-- STORED DATA --
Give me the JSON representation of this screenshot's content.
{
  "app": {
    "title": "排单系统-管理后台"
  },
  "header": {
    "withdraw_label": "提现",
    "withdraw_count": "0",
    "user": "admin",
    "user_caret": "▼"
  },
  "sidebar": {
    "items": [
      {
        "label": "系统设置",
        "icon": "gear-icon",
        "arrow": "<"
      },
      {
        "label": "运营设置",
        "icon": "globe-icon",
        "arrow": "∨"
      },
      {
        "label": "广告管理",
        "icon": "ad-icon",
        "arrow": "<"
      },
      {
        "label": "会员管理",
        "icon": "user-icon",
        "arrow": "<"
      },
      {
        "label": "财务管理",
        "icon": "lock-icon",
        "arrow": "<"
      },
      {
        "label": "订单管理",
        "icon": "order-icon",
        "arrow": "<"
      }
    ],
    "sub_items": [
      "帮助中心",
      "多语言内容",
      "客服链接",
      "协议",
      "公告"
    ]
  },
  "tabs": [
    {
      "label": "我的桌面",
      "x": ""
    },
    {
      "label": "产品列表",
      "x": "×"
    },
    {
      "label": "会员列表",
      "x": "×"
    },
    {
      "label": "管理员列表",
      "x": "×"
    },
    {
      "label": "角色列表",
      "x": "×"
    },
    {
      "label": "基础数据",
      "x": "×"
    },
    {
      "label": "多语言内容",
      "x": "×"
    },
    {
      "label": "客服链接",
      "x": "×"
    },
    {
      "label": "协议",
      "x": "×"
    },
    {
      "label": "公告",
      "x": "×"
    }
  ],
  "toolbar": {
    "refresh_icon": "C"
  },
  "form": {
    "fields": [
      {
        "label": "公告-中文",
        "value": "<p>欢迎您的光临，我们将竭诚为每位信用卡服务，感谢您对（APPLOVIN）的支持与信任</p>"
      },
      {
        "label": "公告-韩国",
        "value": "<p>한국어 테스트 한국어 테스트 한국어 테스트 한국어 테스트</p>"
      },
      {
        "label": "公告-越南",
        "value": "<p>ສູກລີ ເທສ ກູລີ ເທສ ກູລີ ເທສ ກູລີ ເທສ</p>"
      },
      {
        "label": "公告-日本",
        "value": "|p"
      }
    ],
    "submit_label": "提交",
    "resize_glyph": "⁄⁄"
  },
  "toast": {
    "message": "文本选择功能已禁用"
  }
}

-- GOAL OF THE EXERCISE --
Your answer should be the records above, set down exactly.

-- WRITTEN ANSWER --
Give me the JSON representation of this screenshot's content.
{
  "app": {
    "title": "排单系统-管理后台"
  },
  "header": {
    "withdraw_label": "提现",
    "withdraw_count": "0",
    "user": "admin",
    "user_caret": "▼"
  },
  "sidebar": {
    "items": [
      {
        "label": "系统设置",
        "icon": "gear-icon",
        "arrow": "<"
      },
      {
        "label": "运营设置",
        "icon": "globe-icon",
        "arrow": "∨"
      },
      {
        "label": "广告管理",
        "icon": "ad-icon",
        "arrow": "<"
      },
      {
        "label": "会员管理",
        "icon": "user-icon",
        "arrow": "<"
      },
      {
        "label": "财务管理",
        "icon": "lock-icon",
        "arrow": "<"
      },
      {
        "label": "订单管理",
        "icon": "order-icon",
        "arrow": "<"
      }
    ],
    "sub_items": [
      "帮助中心",
      "多语言内容",
      "客服链接",
      "协议",
      "公告"
    ]
  },
  "tabs": [
    {
      "label": "我的桌面",
      "x": ""
    },
    {
      "label": "产品列表",
      "x": "×"
    },
    {
      "label": "会员列表",
      "x": "×"
    },
    {
      "label": "管理员列表",
      "x": "×"
    },
    {
      "label": "角色列表",
      "x": "×"
    },
    {
      "label": "基础数据",
      "x": "×"
    },
    {
      "label": "多语言内容",
      "x": "×"
    },
    {
      "label": "客服链接",
      "x": "×"
    },
    {
      "label": "协议",
      "x": "×"
    },
    {
      "label": "公告",
      "x": "×"
    }
  ],
  "toolbar": {
    "refresh_icon": "C"
  },
  "form": {
    "fields": [
      {
        "label": "公告-中文",
        "value": "<p>欢迎您的光临，我们将竭诚为每位信用卡服务，感谢您对（APPLOVIN）的支持与信任</p>"
      },
      {
        "label": "公告-韩国",
        "value": "<p>한국어 테스트 한국어 테스트 한국어 테스트 한국어 테스트</p>"
      },
      {
        "label": "公告-越南",
        "value": "<p>ສູກລີ ເທສ ກູລີ ເທສ ກູລີ ເທສ ກູລີ ເທສ</p>"
      },
      {
        "label": "公告-日本",
        "value": "|p"
      }
    ],
    "submit_label": "提交",
    "resize_glyph": "⁄⁄"
  },
  "toast": {
    "message": "文本选择功能已禁用"
  }
}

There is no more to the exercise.